Records for processing:

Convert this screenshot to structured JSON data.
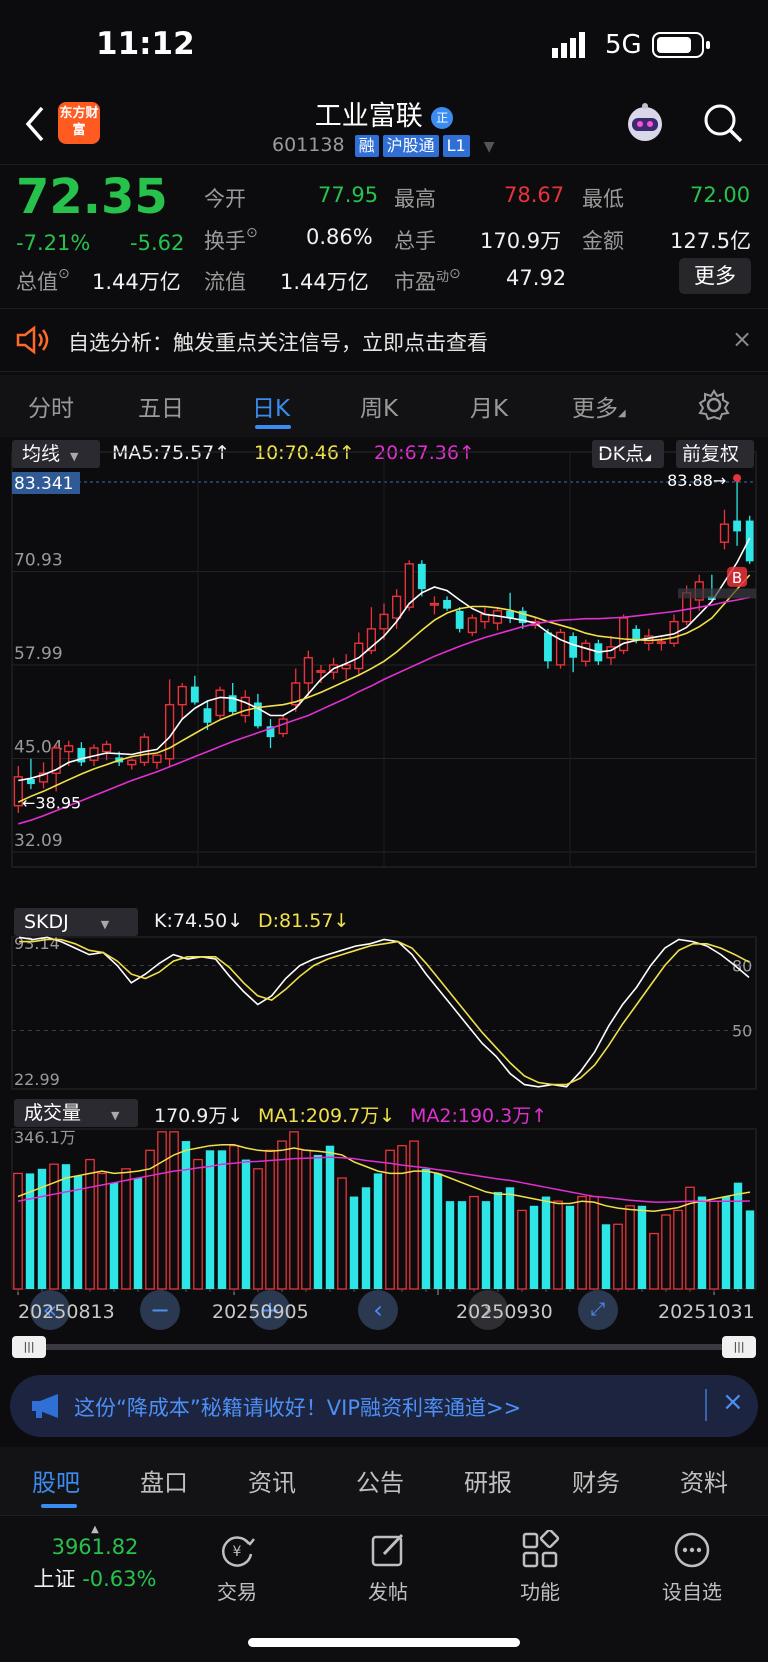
{
  "status_bar": {
    "time": "11:12",
    "network": "5G"
  },
  "header": {
    "title": "工业富联",
    "badge": "正",
    "code": "601138",
    "tags": [
      "融",
      "沪股通",
      "L1"
    ],
    "logo_text": "东方财富"
  },
  "quote": {
    "price": "72.35",
    "change_pct": "-7.21%",
    "change": "-5.62",
    "fields": {
      "open_label": "今开",
      "open": "77.95",
      "high_label": "最高",
      "high": "78.67",
      "low_label": "最低",
      "low": "72.00",
      "turnover_label": "换手",
      "turnover": "0.86%",
      "volume_label": "总手",
      "volume": "170.9万",
      "amount_label": "金额",
      "amount": "127.5亿",
      "mktcap_label": "总值",
      "mktcap": "1.44万亿",
      "float_label": "流值",
      "float": "1.44万亿",
      "pe_label": "市盈",
      "pe_sup": "动",
      "pe": "47.92"
    },
    "more_label": "更多"
  },
  "notice": {
    "text": "自选分析：触发重点关注信号，立即点击查看"
  },
  "period_tabs": [
    "分时",
    "五日",
    "日K",
    "周K",
    "月K",
    "更多"
  ],
  "active_period": "日K",
  "kline": {
    "selector": "均线",
    "ma5": "MA5:75.57",
    "ma10": "10:70.46",
    "ma20": "20:67.36",
    "dk_button": "DK点",
    "adjust_button": "前复权",
    "y_ticks": [
      "83.341",
      "70.93",
      "57.99",
      "45.04",
      "32.09"
    ],
    "high_mark": "83.88",
    "low_mark": "38.95",
    "b_marker": "B"
  },
  "skdj": {
    "selector": "SKDJ",
    "k": "K:74.50",
    "d": "D:81.57",
    "y_ticks": [
      "93.14",
      "80",
      "50",
      "22.99"
    ]
  },
  "volume": {
    "selector": "成交量",
    "value": "170.9万",
    "ma1": "MA1:209.7万",
    "ma2": "MA2:190.3万",
    "y_top": "346.1万",
    "dates": [
      "20250813",
      "20250905",
      "20250930",
      "20251031"
    ]
  },
  "colors": {
    "up": "#e8333a",
    "down": "#2ee6e6",
    "ma5": "#ffffff",
    "ma10": "#f1e04a",
    "ma20": "#e030d0",
    "accent": "#3b8cf0"
  },
  "chart_data": {
    "type": "candlestick",
    "start_date": "20250813",
    "ylim": [
      32.09,
      83.341
    ],
    "candles": [
      {
        "o": 38.5,
        "h": 44.0,
        "l": 37.5,
        "c": 42.5
      },
      {
        "o": 42.2,
        "h": 45.0,
        "l": 40.8,
        "c": 41.5
      },
      {
        "o": 41.8,
        "h": 44.5,
        "l": 40.9,
        "c": 43.0
      },
      {
        "o": 43.0,
        "h": 47.0,
        "l": 40.5,
        "c": 46.5
      },
      {
        "o": 46.0,
        "h": 47.5,
        "l": 44.0,
        "c": 46.8
      },
      {
        "o": 46.5,
        "h": 47.3,
        "l": 44.0,
        "c": 44.5
      },
      {
        "o": 44.8,
        "h": 47.0,
        "l": 44.0,
        "c": 46.5
      },
      {
        "o": 46.0,
        "h": 47.5,
        "l": 44.8,
        "c": 47.0
      },
      {
        "o": 45.2,
        "h": 46.0,
        "l": 44.0,
        "c": 44.5
      },
      {
        "o": 44.2,
        "h": 45.0,
        "l": 43.5,
        "c": 44.8
      },
      {
        "o": 44.5,
        "h": 48.5,
        "l": 44.0,
        "c": 48.0
      },
      {
        "o": 44.5,
        "h": 45.5,
        "l": 43.6,
        "c": 45.5
      },
      {
        "o": 45.0,
        "h": 56.0,
        "l": 43.8,
        "c": 52.5
      },
      {
        "o": 52.5,
        "h": 55.5,
        "l": 50.5,
        "c": 55.0
      },
      {
        "o": 55.0,
        "h": 56.5,
        "l": 52.5,
        "c": 52.8
      },
      {
        "o": 52.0,
        "h": 53.0,
        "l": 49.0,
        "c": 50.0
      },
      {
        "o": 51.0,
        "h": 55.0,
        "l": 50.5,
        "c": 54.5
      },
      {
        "o": 53.8,
        "h": 55.5,
        "l": 51.0,
        "c": 51.5
      },
      {
        "o": 51.0,
        "h": 54.5,
        "l": 50.0,
        "c": 53.5
      },
      {
        "o": 52.8,
        "h": 54.0,
        "l": 49.2,
        "c": 49.5
      },
      {
        "o": 49.5,
        "h": 50.5,
        "l": 46.5,
        "c": 48.0
      },
      {
        "o": 48.5,
        "h": 51.0,
        "l": 48.0,
        "c": 50.5
      },
      {
        "o": 52.5,
        "h": 57.5,
        "l": 51.5,
        "c": 55.5
      },
      {
        "o": 55.5,
        "h": 60.0,
        "l": 53.5,
        "c": 59.0
      },
      {
        "o": 57.0,
        "h": 58.0,
        "l": 55.5,
        "c": 57.2
      },
      {
        "o": 57.0,
        "h": 59.0,
        "l": 56.0,
        "c": 58.0
      },
      {
        "o": 57.5,
        "h": 59.5,
        "l": 56.0,
        "c": 58.0
      },
      {
        "o": 57.5,
        "h": 62.5,
        "l": 56.5,
        "c": 61.0
      },
      {
        "o": 60.0,
        "h": 66.0,
        "l": 59.5,
        "c": 63.0
      },
      {
        "o": 63.0,
        "h": 66.5,
        "l": 61.5,
        "c": 65.0
      },
      {
        "o": 64.5,
        "h": 68.5,
        "l": 63.0,
        "c": 67.5
      },
      {
        "o": 66.0,
        "h": 72.5,
        "l": 65.5,
        "c": 72.0
      },
      {
        "o": 72.0,
        "h": 72.5,
        "l": 67.5,
        "c": 68.5
      },
      {
        "o": 66.5,
        "h": 67.5,
        "l": 65.0,
        "c": 66.5
      },
      {
        "o": 67.0,
        "h": 67.5,
        "l": 65.5,
        "c": 65.8
      },
      {
        "o": 65.5,
        "h": 66.0,
        "l": 62.5,
        "c": 63.0
      },
      {
        "o": 62.5,
        "h": 65.0,
        "l": 62.0,
        "c": 64.5
      },
      {
        "o": 64.0,
        "h": 66.0,
        "l": 63.0,
        "c": 65.0
      },
      {
        "o": 63.8,
        "h": 66.0,
        "l": 62.8,
        "c": 65.5
      },
      {
        "o": 65.5,
        "h": 68.0,
        "l": 63.8,
        "c": 64.5
      },
      {
        "o": 65.5,
        "h": 66.0,
        "l": 63.0,
        "c": 63.8
      },
      {
        "o": 63.5,
        "h": 64.5,
        "l": 63.0,
        "c": 64.0
      },
      {
        "o": 62.5,
        "h": 63.0,
        "l": 57.5,
        "c": 58.5
      },
      {
        "o": 58.0,
        "h": 63.0,
        "l": 57.5,
        "c": 62.5
      },
      {
        "o": 62.0,
        "h": 62.5,
        "l": 57.0,
        "c": 59.0
      },
      {
        "o": 58.5,
        "h": 61.5,
        "l": 57.8,
        "c": 61.0
      },
      {
        "o": 61.0,
        "h": 61.5,
        "l": 58.0,
        "c": 58.5
      },
      {
        "o": 59.0,
        "h": 62.0,
        "l": 58.0,
        "c": 60.5
      },
      {
        "o": 60.0,
        "h": 65.0,
        "l": 59.5,
        "c": 64.5
      },
      {
        "o": 63.0,
        "h": 63.5,
        "l": 61.0,
        "c": 61.5
      },
      {
        "o": 61.0,
        "h": 63.0,
        "l": 60.0,
        "c": 62.0
      },
      {
        "o": 61.0,
        "h": 61.8,
        "l": 60.0,
        "c": 61.2
      },
      {
        "o": 61.0,
        "h": 65.0,
        "l": 60.5,
        "c": 64.0
      },
      {
        "o": 64.0,
        "h": 69.0,
        "l": 63.5,
        "c": 68.0
      },
      {
        "o": 67.0,
        "h": 70.5,
        "l": 65.5,
        "c": 69.5
      },
      {
        "o": 67.5,
        "h": 70.5,
        "l": 66.8,
        "c": 67.0
      },
      {
        "o": 75.0,
        "h": 79.5,
        "l": 74.0,
        "c": 77.5
      },
      {
        "o": 78.0,
        "h": 83.88,
        "l": 74.5,
        "c": 76.5
      },
      {
        "o": 78.0,
        "h": 78.67,
        "l": 72.0,
        "c": 72.35
      }
    ],
    "ma5": [
      42,
      42.3,
      42.8,
      43.5,
      44.5,
      45,
      45.4,
      45.8,
      45.7,
      45.6,
      46,
      46.3,
      48,
      50.5,
      52,
      53,
      53.5,
      53.4,
      52.8,
      52,
      51,
      51,
      52,
      54,
      56,
      57.5,
      58.2,
      59,
      60.5,
      62,
      64,
      66.5,
      68,
      68.8,
      68.3,
      67,
      65.8,
      65,
      64.8,
      64.5,
      64.2,
      63.8,
      62.5,
      61.5,
      60.8,
      60.3,
      59.8,
      60,
      61,
      61.4,
      61.7,
      62,
      62.3,
      63.2,
      65,
      66.8,
      69.5,
      72.2,
      75.57
    ],
    "ma10": [
      39,
      39.8,
      40.5,
      41.3,
      42.1,
      42.9,
      43.6,
      44.2,
      44.8,
      45.3,
      45.6,
      45.8,
      46.5,
      47.5,
      48.5,
      49.5,
      50.4,
      51.1,
      51.7,
      52.1,
      52.3,
      52.5,
      52.9,
      53.5,
      54.2,
      55,
      55.8,
      56.6,
      57.5,
      58.5,
      59.8,
      61.3,
      62.8,
      64.2,
      65.2,
      65.8,
      66.1,
      66.1,
      65.9,
      65.6,
      65.1,
      64.6,
      64,
      63.5,
      63,
      62.4,
      62,
      61.8,
      61.6,
      61.5,
      61.4,
      61.5,
      61.8,
      62.4,
      63.3,
      64.5,
      66.5,
      68.5,
      70.46
    ],
    "ma20": [
      36,
      36.5,
      37.1,
      37.8,
      38.5,
      39.2,
      39.9,
      40.6,
      41.3,
      42,
      42.6,
      43.2,
      43.9,
      44.6,
      45.3,
      46,
      46.7,
      47.4,
      48,
      48.6,
      49.2,
      49.8,
      50.4,
      51,
      51.8,
      52.6,
      53.4,
      54.3,
      55.1,
      56,
      56.8,
      57.6,
      58.4,
      59.2,
      59.9,
      60.6,
      61.2,
      61.8,
      62.3,
      62.8,
      63.3,
      63.7,
      64,
      64.2,
      64.3,
      64.4,
      64.4,
      64.5,
      64.6,
      64.8,
      65,
      65.2,
      65.4,
      65.7,
      66,
      66.3,
      66.7,
      67,
      67.36
    ],
    "skdj": {
      "ylim": [
        22.99,
        93.14
      ],
      "k": [
        93,
        92,
        93,
        91,
        88,
        85,
        86,
        80,
        72,
        76,
        81,
        85,
        83,
        84,
        83,
        75,
        68,
        62,
        66,
        74,
        80,
        83,
        85,
        87,
        89,
        90,
        92,
        91,
        85,
        76,
        68,
        60,
        52,
        44,
        38,
        30,
        25,
        24,
        25,
        24,
        31,
        40,
        52,
        62,
        70,
        80,
        88,
        92,
        91,
        89,
        85,
        80,
        74.5
      ],
      "d": [
        91,
        91,
        92,
        92,
        90,
        87,
        86,
        82,
        76,
        74,
        77,
        82,
        84,
        84,
        84,
        79,
        72,
        66,
        64,
        69,
        75,
        80,
        83,
        85,
        87,
        89,
        90,
        91,
        88,
        81,
        73,
        65,
        57,
        49,
        42,
        35,
        29,
        26,
        25,
        25,
        28,
        34,
        43,
        53,
        62,
        71,
        80,
        87,
        90,
        90,
        88,
        85,
        81.57
      ]
    },
    "volume": {
      "ylim": [
        0,
        346.1
      ],
      "values": [
        250,
        250,
        260,
        270,
        270,
        245,
        280,
        250,
        230,
        260,
        240,
        300,
        340,
        340,
        320,
        280,
        300,
        300,
        310,
        280,
        260,
        300,
        320,
        340,
        300,
        290,
        310,
        240,
        200,
        220,
        250,
        300,
        310,
        320,
        260,
        250,
        190,
        190,
        200,
        190,
        210,
        220,
        170,
        180,
        200,
        190,
        180,
        200,
        200,
        140,
        140,
        180,
        180,
        120,
        160,
        170,
        220,
        200,
        190,
        200,
        230,
        170
      ],
      "up_down": [
        "u",
        "d",
        "d",
        "u",
        "d",
        "d",
        "u",
        "u",
        "d",
        "u",
        "d",
        "u",
        "u",
        "u",
        "d",
        "u",
        "d",
        "d",
        "u",
        "d",
        "u",
        "u",
        "u",
        "u",
        "u",
        "d",
        "d",
        "u",
        "d",
        "d",
        "d",
        "u",
        "u",
        "u",
        "d",
        "d",
        "d",
        "d",
        "u",
        "d",
        "d",
        "d",
        "u",
        "d",
        "d",
        "u",
        "d",
        "u",
        "u",
        "d",
        "u",
        "u",
        "d",
        "u",
        "u",
        "u",
        "u",
        "d",
        "u",
        "d",
        "d",
        "d"
      ],
      "ma1": [
        200,
        210,
        220,
        230,
        240,
        245,
        250,
        255,
        250,
        252,
        255,
        260,
        275,
        290,
        300,
        305,
        310,
        312,
        312,
        305,
        300,
        298,
        300,
        305,
        300,
        298,
        295,
        290,
        275,
        265,
        255,
        250,
        250,
        255,
        255,
        250,
        240,
        230,
        220,
        210,
        205,
        205,
        200,
        195,
        190,
        185,
        185,
        190,
        188,
        180,
        175,
        172,
        170,
        168,
        172,
        176,
        185,
        190,
        195,
        200,
        205,
        209.7
      ],
      "ma2": [
        190,
        195,
        200,
        205,
        210,
        215,
        220,
        225,
        230,
        235,
        240,
        245,
        250,
        255,
        258,
        262,
        265,
        270,
        272,
        275,
        276,
        278,
        280,
        282,
        283,
        284,
        285,
        284,
        282,
        278,
        275,
        272,
        268,
        265,
        262,
        258,
        255,
        250,
        246,
        242,
        238,
        235,
        230,
        225,
        220,
        215,
        210,
        205,
        200,
        198,
        195,
        192,
        190,
        188,
        188,
        189,
        190,
        190,
        190,
        190,
        190,
        190.3
      ]
    }
  },
  "banner": {
    "text": "这份“降成本”秘籍请收好！VIP融资利率通道>>"
  },
  "bottom_tabs": [
    "股吧",
    "盘口",
    "资讯",
    "公告",
    "研报",
    "财务",
    "资料"
  ],
  "active_bottom_tab": "股吧",
  "toolbar": {
    "index_value": "3961.82",
    "index_name": "上证",
    "index_change": "-0.63%",
    "items": [
      "交易",
      "发帖",
      "功能",
      "设自选"
    ]
  }
}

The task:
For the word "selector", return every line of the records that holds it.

Your solution:
    "selector": "均线",
    "selector": "SKDJ",
    "selector": "成交量",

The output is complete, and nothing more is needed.